The one thing I have learned by these mishaps is the public does not not handle the site of a grown man falling down very well.
I always assess my surroundings, and take note of where the walls are, or where there might be something to lean or grab onto. That’s because there are even times when I have a cane, and am paying attention, that I trip myself up. You see, my balance is terrible, and if I don’t maintain my center of gravity, I will crumble.
Sometimes at home, when I’m standing up and not using my cane, I put too much weight on my right leg and my ankle bends painfully. There are also times when I am walking and my knee doesn’t bend at all. When that happens, it feels like the leg will bend backwards. So having something nearby to grab onto or use as a brace is important.

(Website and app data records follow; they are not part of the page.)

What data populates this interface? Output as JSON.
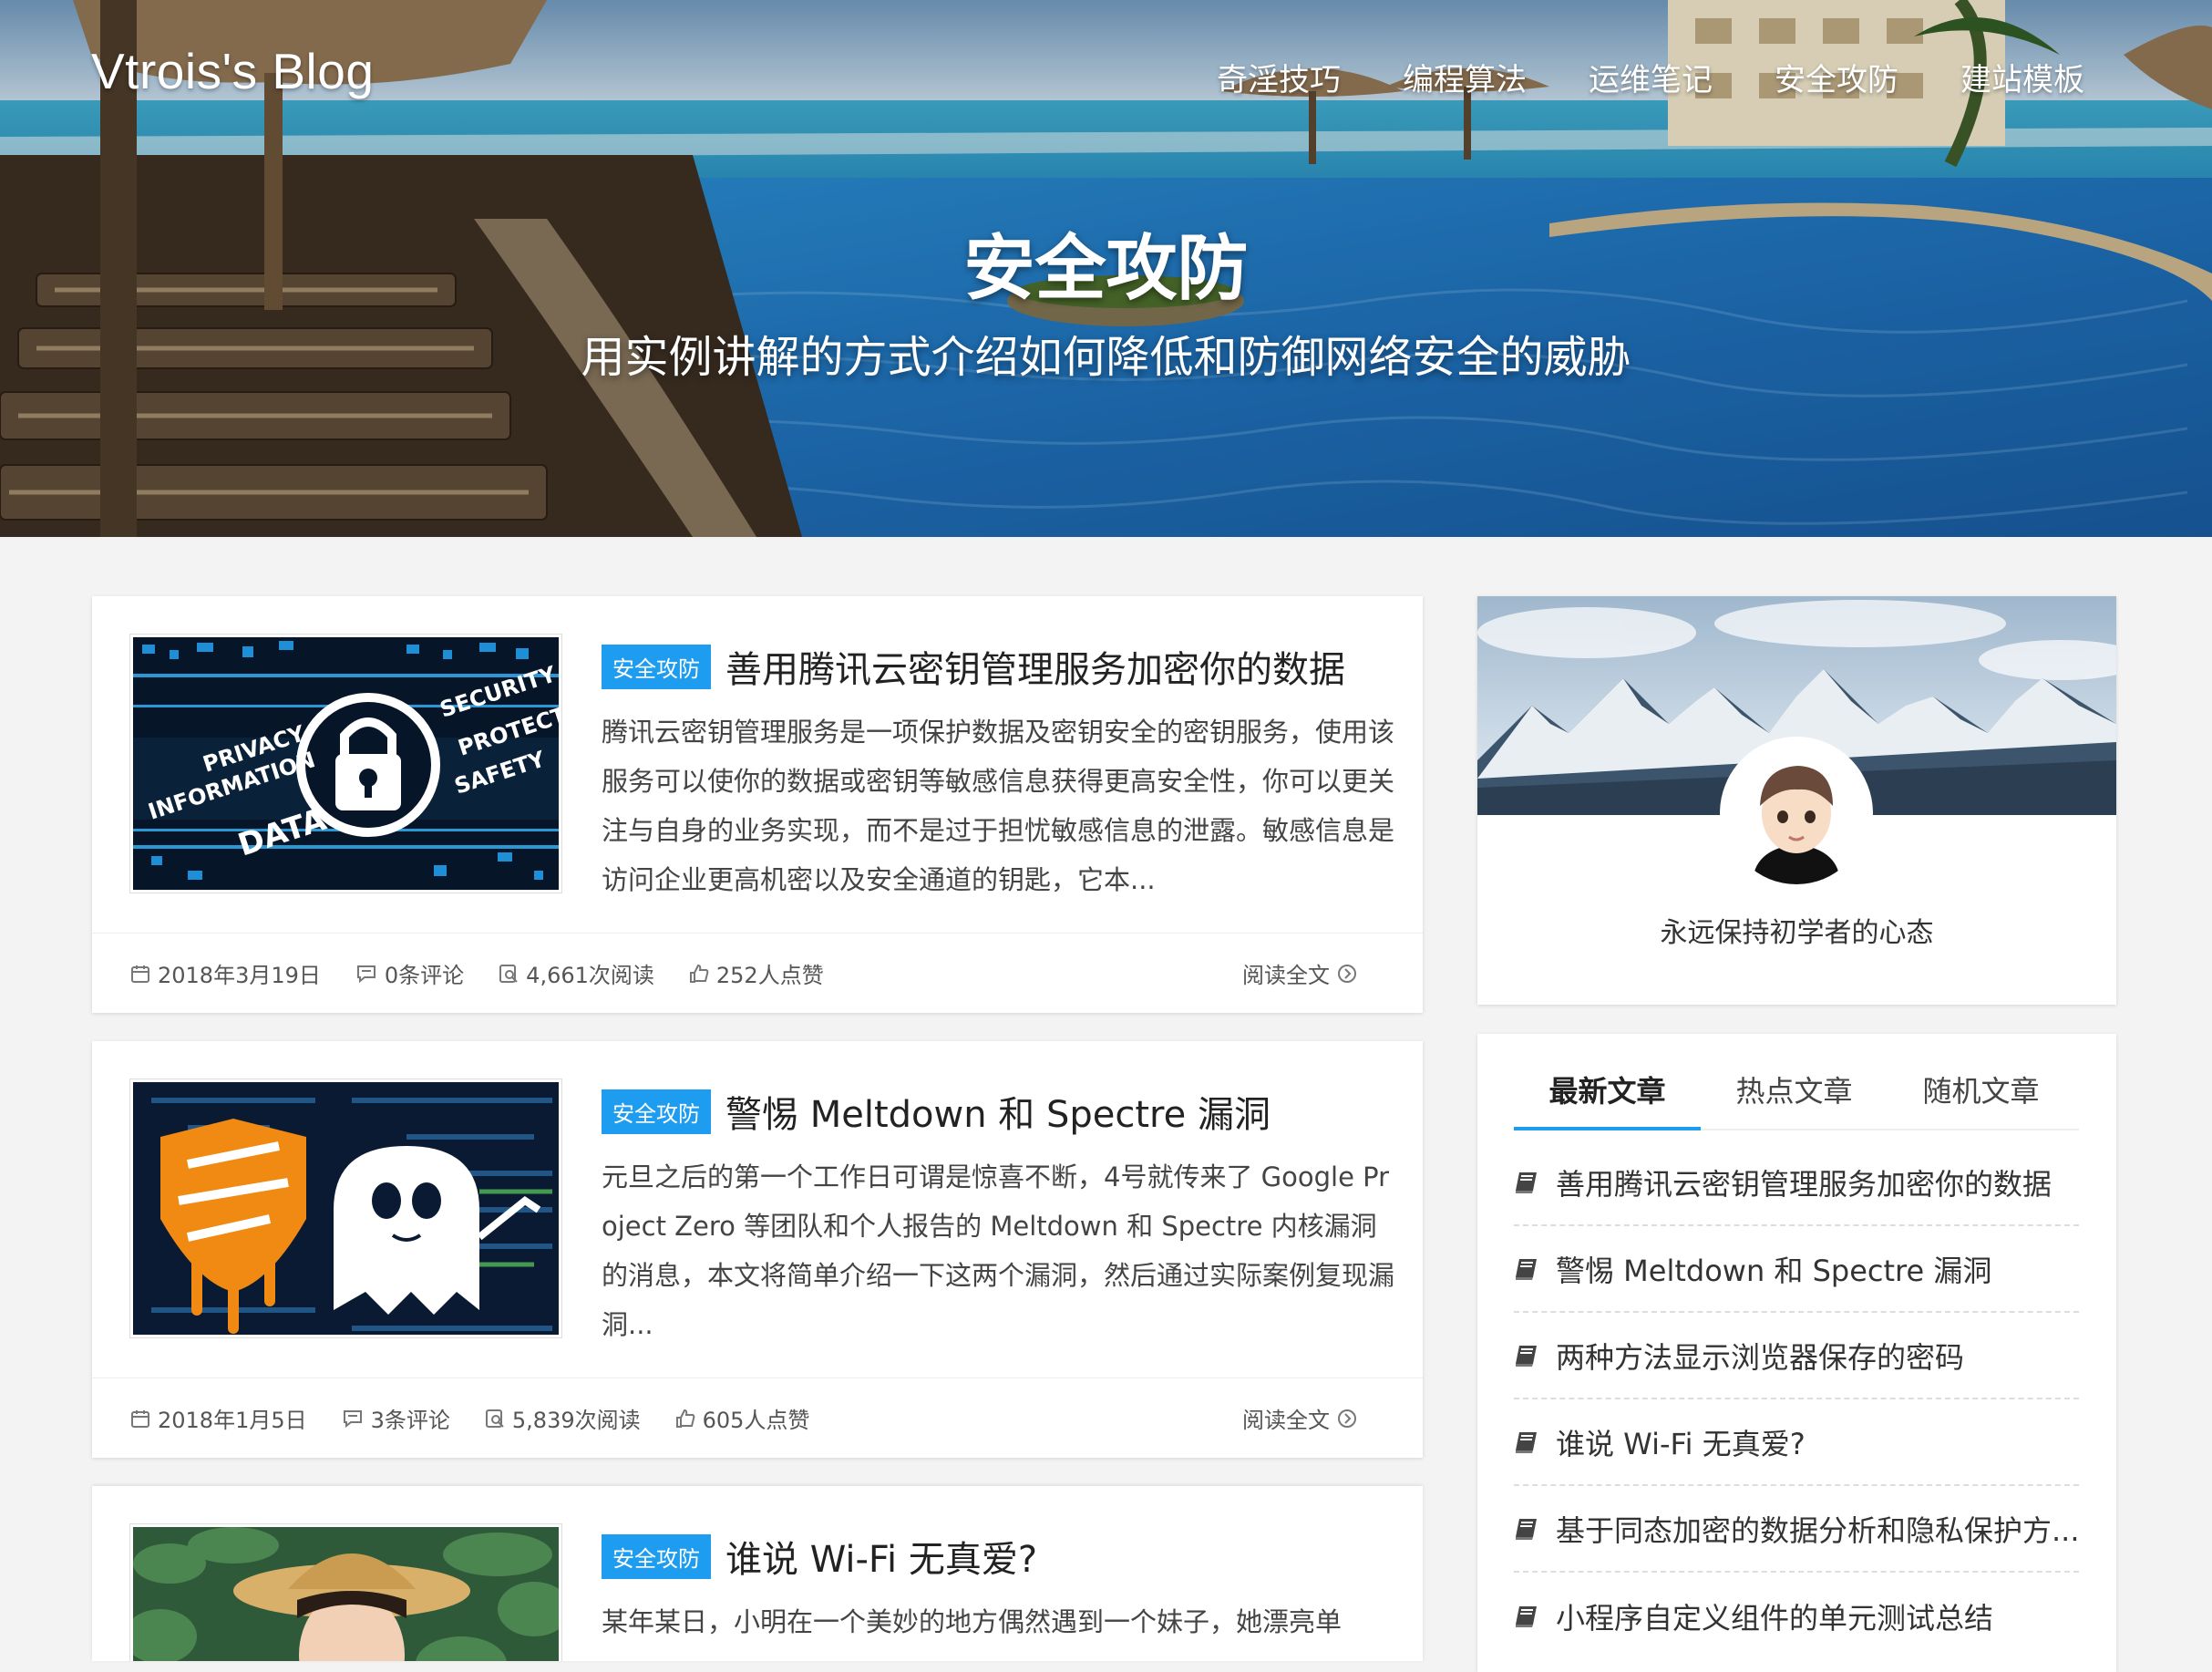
{
  "site": {
    "brand": "Vtrois's Blog"
  },
  "nav": [
    {
      "label": "奇淫技巧"
    },
    {
      "label": "编程算法"
    },
    {
      "label": "运维笔记"
    },
    {
      "label": "安全攻防"
    },
    {
      "label": "建站模板"
    }
  ],
  "hero": {
    "title": "安全攻防",
    "subtitle": "用实例讲解的方式介绍如何降低和防御网络安全的威胁"
  },
  "articles": [
    {
      "tag": "安全攻防",
      "title": "善用腾讯云密钥管理服务加密你的数据",
      "excerpt": "腾讯云密钥管理服务是一项保护数据及密钥安全的密钥服务，使用该服务可以使你的数据或密钥等敏感信息获得更高安全性，你可以更关注与自身的业务实现，而不是过于担忧敏感信息的泄露。敏感信息是访问企业更高机密以及安全通道的钥匙，它本...",
      "date": "2018年3月19日",
      "comments": "0条评论",
      "views": "4,661次阅读",
      "likes": "252人点赞",
      "readmore": "阅读全文",
      "thumb_text": [
        "PRIVACY",
        "INFORMATION",
        "DATA",
        "SECURITY",
        "PROTECT",
        "SAFETY"
      ]
    },
    {
      "tag": "安全攻防",
      "title": "警惕 Meltdown 和 Spectre 漏洞",
      "excerpt": "元旦之后的第一个工作日可谓是惊喜不断，4号就传来了 Google Project Zero 等团队和个人报告的 Meltdown 和 Spectre 内核漏洞的消息，本文将简单介绍一下这两个漏洞，然后通过实际案例复现漏洞...",
      "date": "2018年1月5日",
      "comments": "3条评论",
      "views": "5,839次阅读",
      "likes": "605人点赞",
      "readmore": "阅读全文"
    },
    {
      "tag": "安全攻防",
      "title": "谁说 Wi-Fi 无真爱?",
      "excerpt": "某年某日，小明在一个美妙的地方偶然遇到一个妹子，她漂亮单"
    }
  ],
  "profile": {
    "motto": "永远保持初学者的心态"
  },
  "sidebar": {
    "tabs": [
      {
        "label": "最新文章"
      },
      {
        "label": "热点文章"
      },
      {
        "label": "随机文章"
      }
    ],
    "posts": [
      {
        "title": "善用腾讯云密钥管理服务加密你的数据"
      },
      {
        "title": "警惕 Meltdown 和 Spectre 漏洞"
      },
      {
        "title": "两种方法显示浏览器保存的密码"
      },
      {
        "title": "谁说 Wi-Fi 无真爱?"
      },
      {
        "title": "基于同态加密的数据分析和隐私保护方..."
      },
      {
        "title": "小程序自定义组件的单元测试总结"
      }
    ]
  },
  "colors": {
    "accent": "#1e9df0",
    "background": "#f3f3f3"
  }
}
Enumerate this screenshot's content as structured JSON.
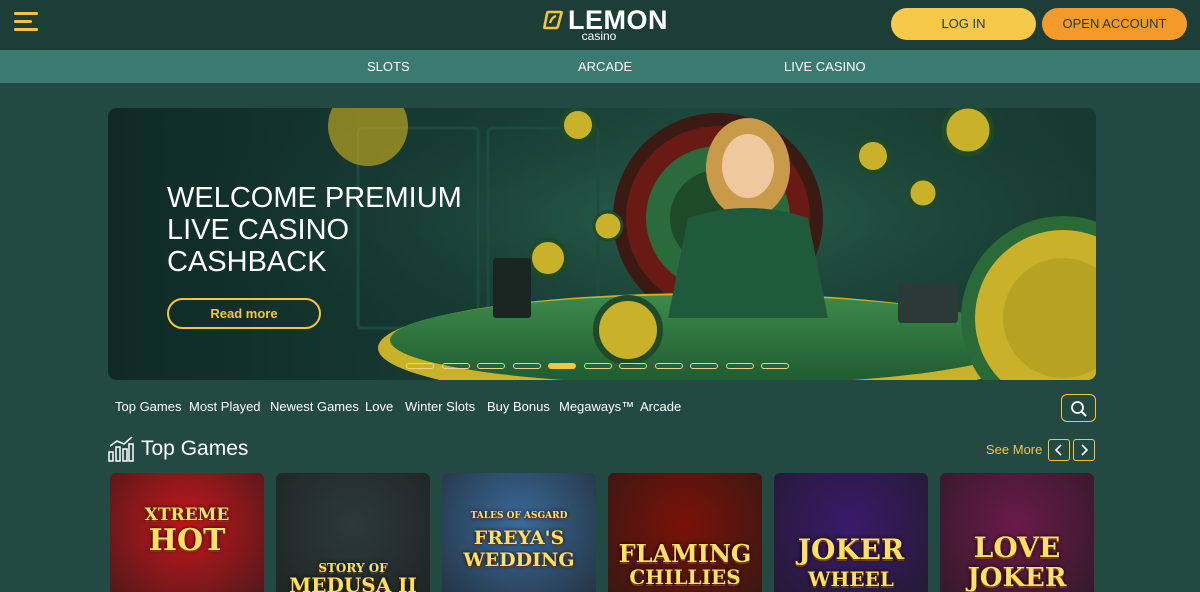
{
  "header": {
    "logo_text": "LEMON",
    "logo_sub": "casino",
    "login_label": "LOG IN",
    "open_account_label": "OPEN ACCOUNT"
  },
  "nav": {
    "items": [
      "SLOTS",
      "ARCADE",
      "LIVE CASINO"
    ]
  },
  "banner": {
    "title_lines": [
      "WELCOME PREMIUM",
      "LIVE CASINO",
      "CASHBACK"
    ],
    "read_more_label": "Read more",
    "slide_count": 11,
    "active_slide": 5
  },
  "categories": [
    "Top Games",
    "Most Played",
    "Newest Games",
    "Love",
    "Winter Slots",
    "Buy Bonus",
    "Megaways™",
    "Arcade"
  ],
  "top_games": {
    "title": "Top Games",
    "see_more_label": "See More",
    "games": [
      {
        "name": "XTREME HOT",
        "line1": "XTREME",
        "line2": "HOT",
        "bg": "#c4161c"
      },
      {
        "name": "STORY OF MEDUSA II",
        "line1": "STORY OF",
        "line2": "MEDUSA II",
        "bg": "#2c3a3a"
      },
      {
        "name": "FREYA'S WEDDING",
        "line1": "TALES OF ASGARD",
        "line2": "FREYA'S WEDDING",
        "bg": "#3a6a9a"
      },
      {
        "name": "FLAMING CHILLIES",
        "line1": "FLAMING",
        "line2": "CHILLIES",
        "bg": "#7a1208"
      },
      {
        "name": "JOKER WHEEL",
        "line1": "JOKER",
        "line2": "WHEEL",
        "bg": "#3a1a6a"
      },
      {
        "name": "LOVE JOKER",
        "line1": "LOVE",
        "line2": "JOKER",
        "bg": "#6a1a4a"
      }
    ]
  },
  "colors": {
    "accent": "#f5c542",
    "accent_orange": "#f39a2b",
    "header_bg": "#1d3d37",
    "nav_bg": "#3a7a70",
    "page_bg": "#234a42"
  }
}
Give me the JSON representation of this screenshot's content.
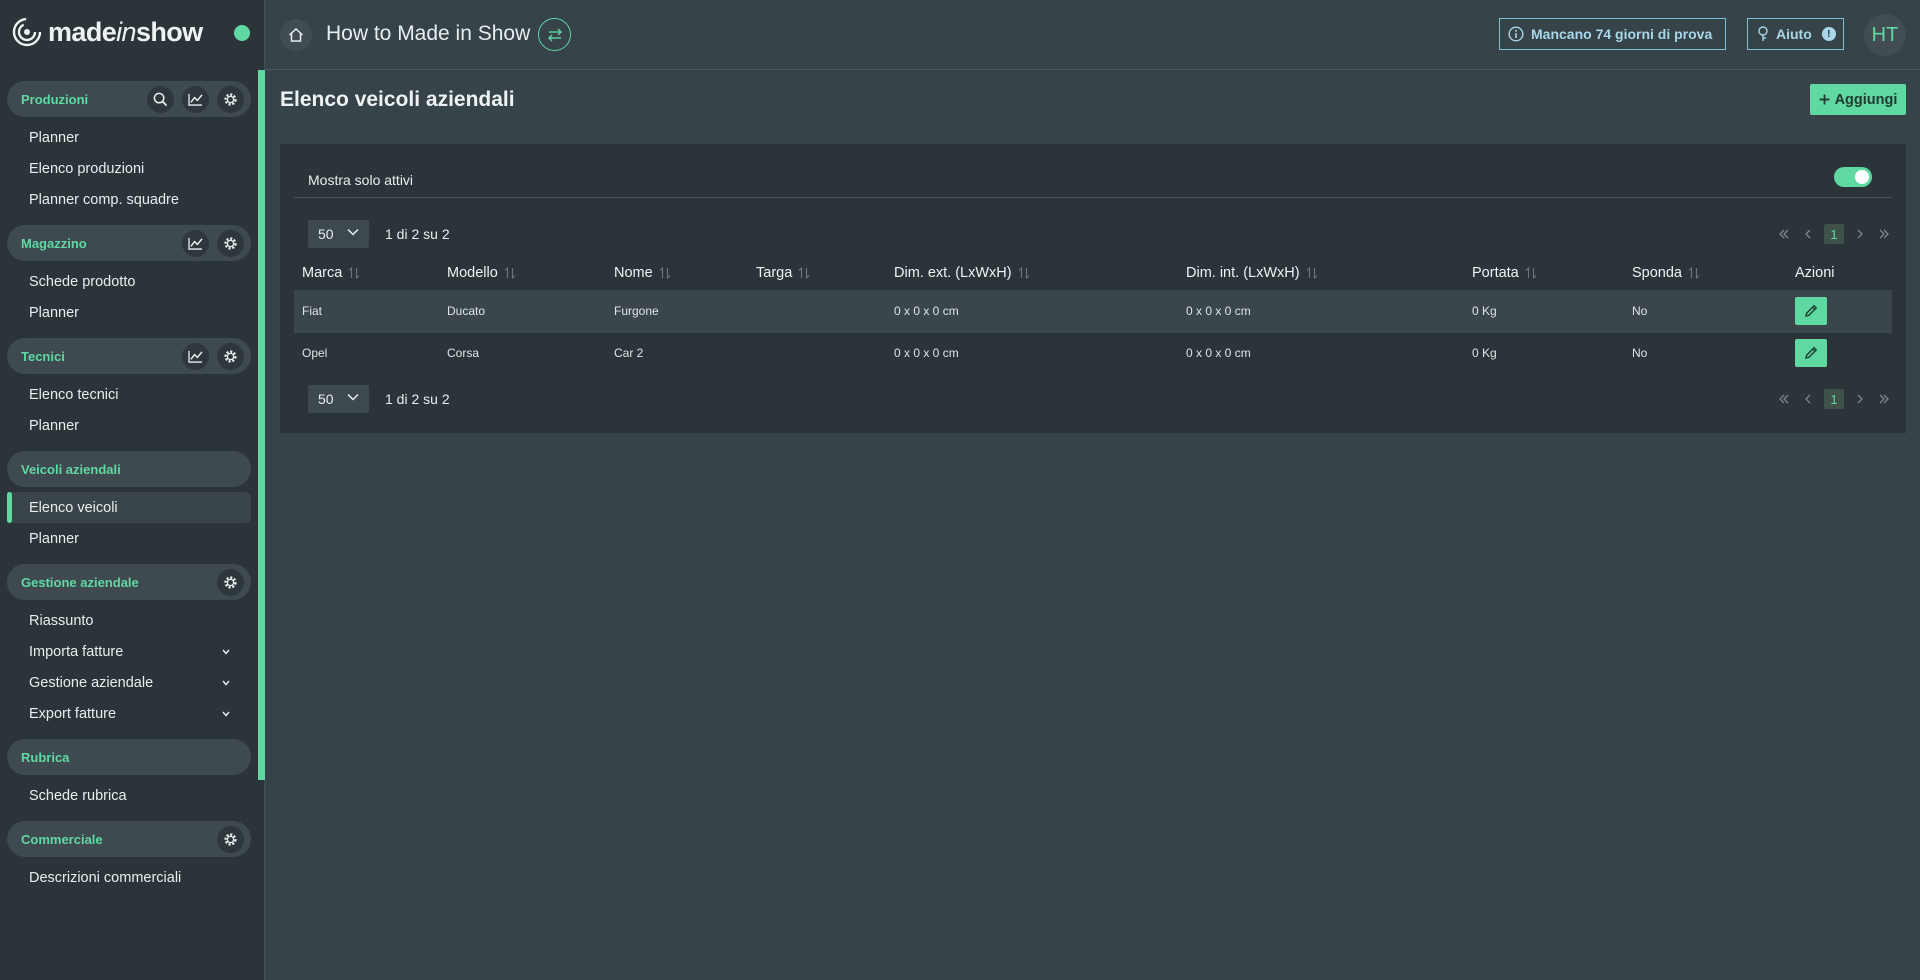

One other casualty of my MS concerns bodily functions. Bluntly put, if I have to go, or feel the urge coming, I need to act immediately because my ability to hold things is shot. You see, I can’t clench and walk at the same time. When you think about it, this poses a real dilemma. I can mitigate this a little by wearing absorbent pads and having a urinal in a car, but at some point the dam will break. And there isn’t anything you can do to hide a number 2 mishap, so it is better not to even try to tempt fate. Fortunately neither of these have occurred, but I always make a point of learning where the restrooms are when I’m in a strange place.
On several occasions, I have had to use the woman’s restroom (the single toilet kind) because I was desperate and nothing else was available. I’ve often wondered how commonplace this might be among people with MS. One of those times, someone was waiting outside the door as I emerged. I got a strange look, but ignored it, held my head high, and walked away as if nothing happened. Better to be embarrassed that way than the other.
There are a number of other little things. Since I have a hard time suppressing the need to go to the bathroom, it shouldn’t come as a surprise that this also applies to flatulence. So, on occasion, I toot when I walk, and sometimes something will unexpectedly sneak out when I am among a group people. When that happens around people I don’t know very well, I try to make a quick escape because I don’t want to see the look on anyone’s face if a fragrant aroma emerges. I might break out laughing.
I can’t wash my feet in the shower, and I have a hard time putting anything on or taking anything off my right foot. As a matter of fact, putting any type of clothing from the waist down is hard, any it takes me a lot longer to dress than it used to. I can’t stop on a dime, so if someone cuts in front of me or gets in my way while I am walking, I get up close and personal with them.
I can’t stand in place for sustained periods of time, and turning from my back onto my left side when I’m in bed is impossible without grabbing onto the mattress to help pull myself over. Walking on a sandy beach is cumbersome because my foot keeps getting stuck in the sand. I REALLY have to be careful going down the stairs, because if I miss a step, or my knee doesn’t bend and I lurch forward, I could literally fall and kill myself. I therefore make sure one hand is grabbing a handrail at all times.
It isn’t all bad though. I get the primo parking spaces, compliments of the handicap tag I have hanging on the rear view mirror, and I am one of the first onto any plane I fly. I consider myself independent because, God forbid, if I found myself on my own, I know I can still take care of myself. But the truth is I can’t do many of the stereotypical “man things” husbands and fathers normally do around the house or with their kids, and I am much more dependent on my family and people in general.
And that is the greatest indignity of all.